_EXERCISE_:
When you copy the entries, omit the images and keep every word as it is.
- Opening Delimiter -
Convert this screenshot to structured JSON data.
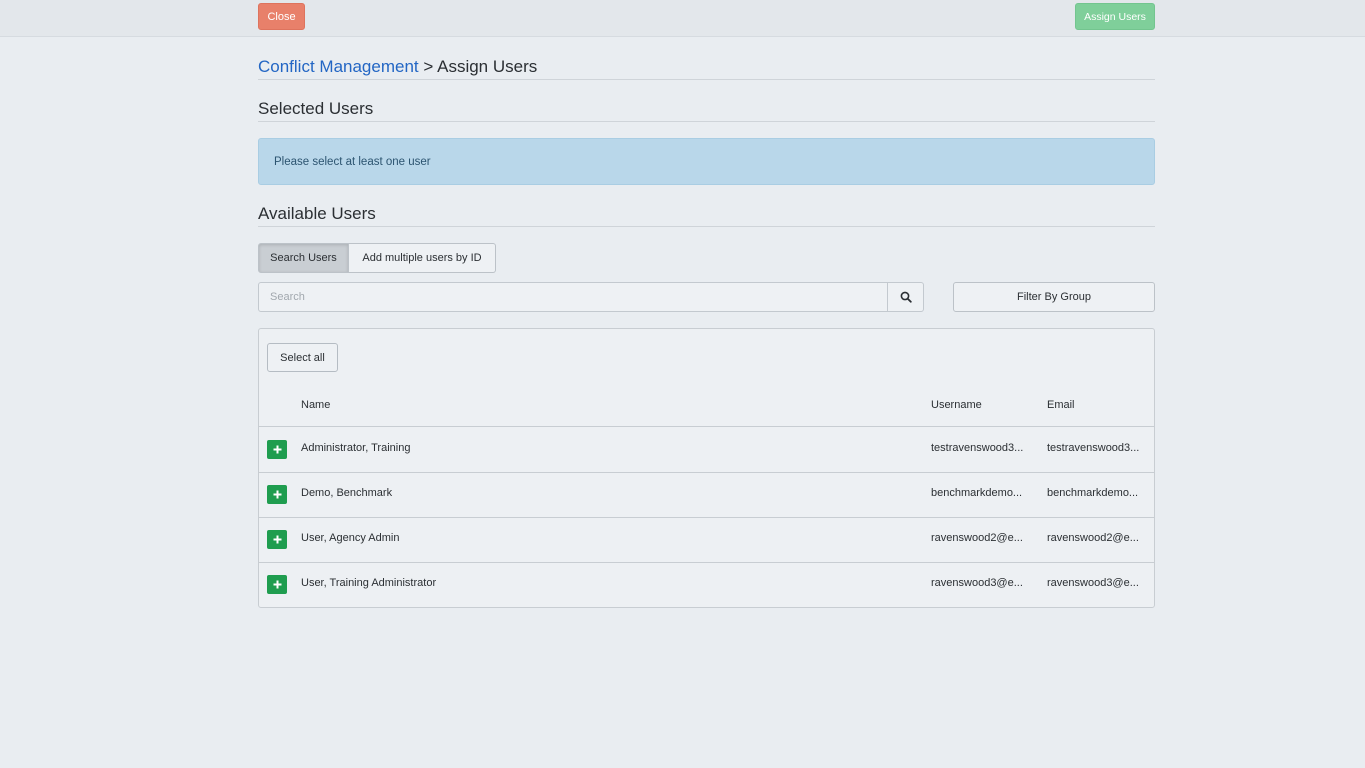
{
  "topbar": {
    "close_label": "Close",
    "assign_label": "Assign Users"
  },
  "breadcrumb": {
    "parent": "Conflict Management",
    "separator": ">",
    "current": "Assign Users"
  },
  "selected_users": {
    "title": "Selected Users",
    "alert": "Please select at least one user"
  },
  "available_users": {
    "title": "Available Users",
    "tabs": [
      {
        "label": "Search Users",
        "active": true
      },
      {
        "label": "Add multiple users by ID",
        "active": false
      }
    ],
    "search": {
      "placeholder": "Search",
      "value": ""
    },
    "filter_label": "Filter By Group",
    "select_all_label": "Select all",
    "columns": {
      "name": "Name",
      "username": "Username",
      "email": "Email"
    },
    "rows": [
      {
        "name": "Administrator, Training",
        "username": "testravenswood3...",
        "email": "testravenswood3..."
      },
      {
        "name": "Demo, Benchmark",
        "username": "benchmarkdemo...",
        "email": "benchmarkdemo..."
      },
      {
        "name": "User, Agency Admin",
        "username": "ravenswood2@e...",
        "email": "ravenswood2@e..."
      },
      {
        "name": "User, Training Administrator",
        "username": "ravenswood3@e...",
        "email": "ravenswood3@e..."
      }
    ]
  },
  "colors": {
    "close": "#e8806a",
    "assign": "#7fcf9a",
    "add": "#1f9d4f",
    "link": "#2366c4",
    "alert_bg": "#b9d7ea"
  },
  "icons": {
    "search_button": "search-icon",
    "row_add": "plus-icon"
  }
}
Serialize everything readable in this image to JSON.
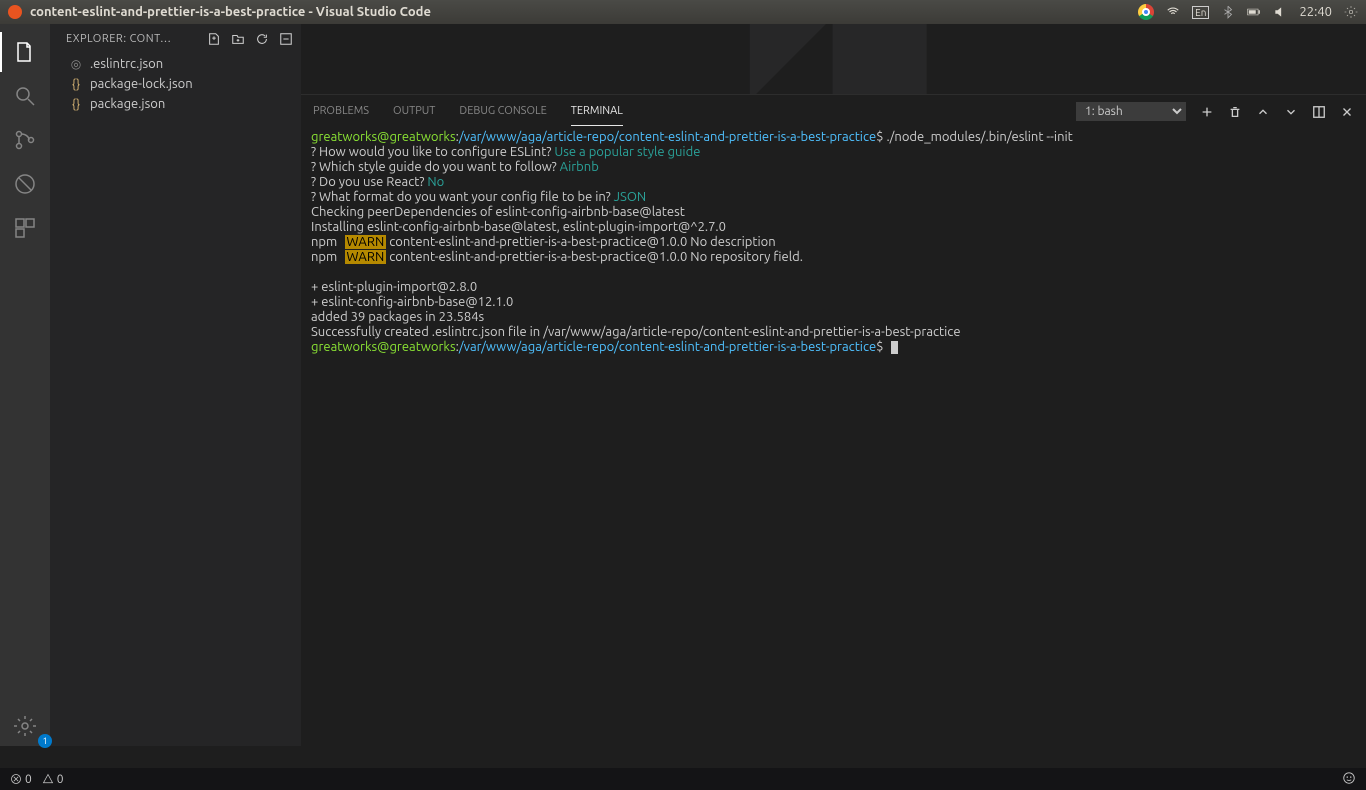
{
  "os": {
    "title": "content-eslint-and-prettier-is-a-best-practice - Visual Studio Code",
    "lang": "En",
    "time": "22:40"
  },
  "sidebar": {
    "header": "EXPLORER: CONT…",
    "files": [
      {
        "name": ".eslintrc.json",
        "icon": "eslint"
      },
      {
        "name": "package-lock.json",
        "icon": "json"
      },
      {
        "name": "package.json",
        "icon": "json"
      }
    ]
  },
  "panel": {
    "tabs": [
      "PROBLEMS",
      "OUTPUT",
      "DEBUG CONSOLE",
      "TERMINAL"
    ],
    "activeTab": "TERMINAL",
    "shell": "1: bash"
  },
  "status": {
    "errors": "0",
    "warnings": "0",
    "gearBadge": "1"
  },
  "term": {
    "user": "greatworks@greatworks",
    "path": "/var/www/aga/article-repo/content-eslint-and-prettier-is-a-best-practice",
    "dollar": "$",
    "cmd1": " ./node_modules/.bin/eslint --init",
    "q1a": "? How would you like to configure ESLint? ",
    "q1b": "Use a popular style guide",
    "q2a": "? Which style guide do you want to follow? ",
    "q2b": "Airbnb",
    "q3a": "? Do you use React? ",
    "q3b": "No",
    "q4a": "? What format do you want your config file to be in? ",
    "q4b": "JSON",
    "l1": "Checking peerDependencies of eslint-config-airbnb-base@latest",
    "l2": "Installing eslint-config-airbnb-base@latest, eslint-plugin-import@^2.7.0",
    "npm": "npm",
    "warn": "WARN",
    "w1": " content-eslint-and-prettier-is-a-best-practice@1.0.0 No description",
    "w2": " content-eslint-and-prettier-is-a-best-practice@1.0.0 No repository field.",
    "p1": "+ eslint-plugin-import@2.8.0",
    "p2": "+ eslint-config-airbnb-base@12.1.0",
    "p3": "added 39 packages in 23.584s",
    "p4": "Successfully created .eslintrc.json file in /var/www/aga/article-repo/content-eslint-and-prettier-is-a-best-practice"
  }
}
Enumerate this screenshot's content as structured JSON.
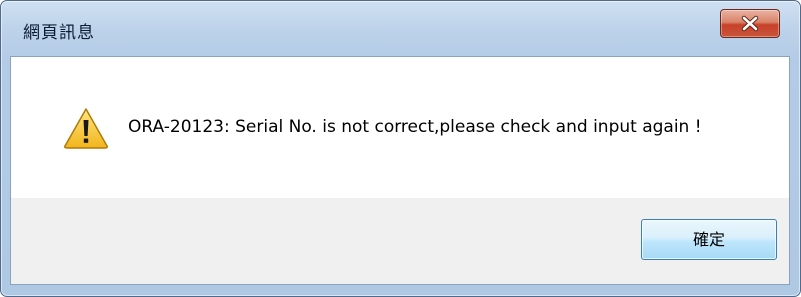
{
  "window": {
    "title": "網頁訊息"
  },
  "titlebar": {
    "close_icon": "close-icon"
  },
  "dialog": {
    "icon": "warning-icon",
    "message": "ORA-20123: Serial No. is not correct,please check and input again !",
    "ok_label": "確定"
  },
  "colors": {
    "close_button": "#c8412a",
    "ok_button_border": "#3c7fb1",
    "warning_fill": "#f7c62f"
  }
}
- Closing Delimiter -
_THE COMPLETED TASK_:
Convert this screenshot to structured JSON data.
{
  "topbar": {
    "close_label": "Close",
    "assign_label": "Assign Users"
  },
  "breadcrumb": {
    "parent": "Conflict Management",
    "separator": ">",
    "current": "Assign Users"
  },
  "selected_users": {
    "title": "Selected Users",
    "alert": "Please select at least one user"
  },
  "available_users": {
    "title": "Available Users",
    "tabs": [
      {
        "label": "Search Users",
        "active": true
      },
      {
        "label": "Add multiple users by ID",
        "active": false
      }
    ],
    "search": {
      "placeholder": "Search",
      "value": ""
    },
    "filter_label": "Filter By Group",
    "select_all_label": "Select all",
    "columns": {
      "name": "Name",
      "username": "Username",
      "email": "Email"
    },
    "rows": [
      {
        "name": "Administrator, Training",
        "username": "testravenswood3...",
        "email": "testravenswood3..."
      },
      {
        "name": "Demo, Benchmark",
        "username": "benchmarkdemo...",
        "email": "benchmarkdemo..."
      },
      {
        "name": "User, Agency Admin",
        "username": "ravenswood2@e...",
        "email": "ravenswood2@e..."
      },
      {
        "name": "User, Training Administrator",
        "username": "ravenswood3@e...",
        "email": "ravenswood3@e..."
      }
    ]
  },
  "colors": {
    "close": "#e8806a",
    "assign": "#7fcf9a",
    "add": "#1f9d4f",
    "link": "#2366c4",
    "alert_bg": "#b9d7ea"
  },
  "icons": {
    "search_button": "search-icon",
    "row_add": "plus-icon"
  }
}
Serialize everything readable in this image to JSON.
{
  "os": {
    "title": "content-eslint-and-prettier-is-a-best-practice - Visual Studio Code",
    "lang": "En",
    "time": "22:40"
  },
  "sidebar": {
    "header": "EXPLORER: CONT…",
    "files": [
      {
        "name": ".eslintrc.json",
        "icon": "eslint"
      },
      {
        "name": "package-lock.json",
        "icon": "json"
      },
      {
        "name": "package.json",
        "icon": "json"
      }
    ]
  },
  "panel": {
    "tabs": [
      "PROBLEMS",
      "OUTPUT",
      "DEBUG CONSOLE",
      "TERMINAL"
    ],
    "activeTab": "TERMINAL",
    "shell": "1: bash"
  },
  "status": {
    "errors": "0",
    "warnings": "0",
    "gearBadge": "1"
  },
  "term": {
    "user": "greatworks@greatworks",
    "path": "/var/www/aga/article-repo/content-eslint-and-prettier-is-a-best-practice",
    "dollar": "$",
    "cmd1": " ./node_modules/.bin/eslint --init",
    "q1a": "? How would you like to configure ESLint? ",
    "q1b": "Use a popular style guide",
    "q2a": "? Which style guide do you want to follow? ",
    "q2b": "Airbnb",
    "q3a": "? Do you use React? ",
    "q3b": "No",
    "q4a": "? What format do you want your config file to be in? ",
    "q4b": "JSON",
    "l1": "Checking peerDependencies of eslint-config-airbnb-base@latest",
    "l2": "Installing eslint-config-airbnb-base@latest, eslint-plugin-import@^2.7.0",
    "npm": "npm",
    "warn": "WARN",
    "w1": " content-eslint-and-prettier-is-a-best-practice@1.0.0 No description",
    "w2": " content-eslint-and-prettier-is-a-best-practice@1.0.0 No repository field.",
    "p1": "+ eslint-plugin-import@2.8.0",
    "p2": "+ eslint-config-airbnb-base@12.1.0",
    "p3": "added 39 packages in 23.584s",
    "p4": "Successfully created .eslintrc.json file in /var/www/aga/article-repo/content-eslint-and-prettier-is-a-best-practice"
  }
}
Enumerate this screenshot's content as structured JSON.
{
  "window": {
    "title": "網頁訊息"
  },
  "titlebar": {
    "close_icon": "close-icon"
  },
  "dialog": {
    "icon": "warning-icon",
    "message": "ORA-20123: Serial No. is not correct,please check and input again !",
    "ok_label": "確定"
  },
  "colors": {
    "close_button": "#c8412a",
    "ok_button_border": "#3c7fb1",
    "warning_fill": "#f7c62f"
  }
}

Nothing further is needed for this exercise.